(Braga, et. al, 1999). However, the problem is that the study did not directly examine the broken windows theory. While the police present in the study did engage in some of the social order restoration that is characteristic of broken windows policing, they also engaged in overt acts to reduce violent crime, such as removing weapons stashed by local drug dealers. (Braga, et. al, 1999). Obviously, reducing the likelihood
Broken Windows Perspective The world is a scary place. Many of us live in urban areas, where crime rates are reaching all time highs. Yet, still our phobias over crime may tend to be exaggerated. Still, it is clear through the broken windows perspective that allowing the physical space of neighborhoods to decay also results in the increase of crimes in the area; therefore, helping initiate cleaner streets helps hinder crimes,
Broken Window Theory The "broken windows" theory of crime prevention and control is perhaps one of the most widely discussed and least understood law enforcement paradigms, due to the relative simplicity of the theory and the ostensibly dramatic reductions in crime offered by the first studies of cities in which a "broken windows" policy was implemented.
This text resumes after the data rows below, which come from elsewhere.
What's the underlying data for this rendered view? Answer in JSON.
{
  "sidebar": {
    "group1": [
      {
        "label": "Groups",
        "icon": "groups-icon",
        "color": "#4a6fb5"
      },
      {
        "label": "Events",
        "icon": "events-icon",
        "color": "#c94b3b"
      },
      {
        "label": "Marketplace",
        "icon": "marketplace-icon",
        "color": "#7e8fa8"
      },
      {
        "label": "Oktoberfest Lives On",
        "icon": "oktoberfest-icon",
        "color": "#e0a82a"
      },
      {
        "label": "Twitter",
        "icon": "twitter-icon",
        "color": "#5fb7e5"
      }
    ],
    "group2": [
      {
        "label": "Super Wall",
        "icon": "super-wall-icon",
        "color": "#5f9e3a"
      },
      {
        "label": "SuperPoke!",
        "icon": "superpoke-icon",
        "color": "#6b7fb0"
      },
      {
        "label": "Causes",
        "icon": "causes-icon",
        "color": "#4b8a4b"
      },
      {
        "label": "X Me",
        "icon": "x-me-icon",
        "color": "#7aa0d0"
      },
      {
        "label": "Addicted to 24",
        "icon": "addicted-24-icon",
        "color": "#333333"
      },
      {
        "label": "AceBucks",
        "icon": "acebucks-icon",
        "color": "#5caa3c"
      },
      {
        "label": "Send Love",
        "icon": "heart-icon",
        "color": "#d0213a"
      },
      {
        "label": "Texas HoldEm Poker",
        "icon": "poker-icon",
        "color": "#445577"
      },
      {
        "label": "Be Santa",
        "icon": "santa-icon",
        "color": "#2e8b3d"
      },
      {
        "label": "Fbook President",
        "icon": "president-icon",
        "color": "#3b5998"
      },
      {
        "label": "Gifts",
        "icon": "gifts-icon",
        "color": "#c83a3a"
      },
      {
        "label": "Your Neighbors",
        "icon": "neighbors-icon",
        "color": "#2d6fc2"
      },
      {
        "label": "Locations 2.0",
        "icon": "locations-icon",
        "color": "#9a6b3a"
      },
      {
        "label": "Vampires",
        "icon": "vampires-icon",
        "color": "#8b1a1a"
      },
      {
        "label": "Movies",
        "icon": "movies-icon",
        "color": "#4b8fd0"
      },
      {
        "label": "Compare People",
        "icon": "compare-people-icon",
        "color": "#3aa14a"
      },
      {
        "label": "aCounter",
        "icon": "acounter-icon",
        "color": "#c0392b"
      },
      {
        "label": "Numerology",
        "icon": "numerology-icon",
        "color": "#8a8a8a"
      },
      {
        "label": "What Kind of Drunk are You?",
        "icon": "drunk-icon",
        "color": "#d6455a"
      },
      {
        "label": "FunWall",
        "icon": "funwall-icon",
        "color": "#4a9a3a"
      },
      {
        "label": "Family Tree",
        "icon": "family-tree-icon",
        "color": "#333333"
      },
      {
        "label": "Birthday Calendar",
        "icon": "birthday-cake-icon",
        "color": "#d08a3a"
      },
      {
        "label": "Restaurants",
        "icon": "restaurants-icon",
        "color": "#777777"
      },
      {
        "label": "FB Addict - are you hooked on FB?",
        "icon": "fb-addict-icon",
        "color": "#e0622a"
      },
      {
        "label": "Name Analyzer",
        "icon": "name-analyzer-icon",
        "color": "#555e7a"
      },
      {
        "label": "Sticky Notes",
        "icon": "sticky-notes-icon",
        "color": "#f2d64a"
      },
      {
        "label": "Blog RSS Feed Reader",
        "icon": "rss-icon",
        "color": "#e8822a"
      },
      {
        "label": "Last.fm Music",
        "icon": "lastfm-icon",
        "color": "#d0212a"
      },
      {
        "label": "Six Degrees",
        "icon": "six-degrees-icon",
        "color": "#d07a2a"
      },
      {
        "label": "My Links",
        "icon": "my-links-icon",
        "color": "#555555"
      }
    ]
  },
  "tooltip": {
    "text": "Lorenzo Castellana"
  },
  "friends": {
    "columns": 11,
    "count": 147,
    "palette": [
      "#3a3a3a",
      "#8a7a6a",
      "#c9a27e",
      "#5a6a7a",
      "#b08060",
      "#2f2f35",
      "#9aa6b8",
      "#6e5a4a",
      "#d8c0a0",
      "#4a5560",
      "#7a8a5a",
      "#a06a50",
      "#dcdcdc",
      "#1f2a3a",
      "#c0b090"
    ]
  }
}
The policy was first proposed in the early 1980s, but it was not until the
Broken Windows, Damaged Gutters, and Police Supervision One of the primary obstacles that police reformers face when implementing a community policing philosophy is that it requires that officers, supervisors and communities work together in a 'team' oriented manner to accomplish the tasks at hand. As pointed out in the case study, Sergeant Strzykalski was at first very reluctant to participate in the community policing program in part because his work
Criminology The essence of broken windows theory is that "if a neighborhood or city doesn't fix its broken windows and graffiti, the environment will continue to descend into crime, chaos and violence," (Thompson, 2012). Environmental variables have an impact on crime rates, which is why it is important to pay attention to the foreclosure phenomenon and the phenomenal rate at which foreclosures are happening in certain neighborhoods. A vicious cycle can
Social and Cultural Differences As The Economist (2008) reports, the idea that graffiti and litter can lead to more crime is an old one that was first put forward in the 1980s. The Broken Windows theory of Wilson and Kelling (1982) argued that neighborhoods that are not taken care of physically and that let acts of vandalism go on without cleaning them up or that suffer from too many abandoned buildings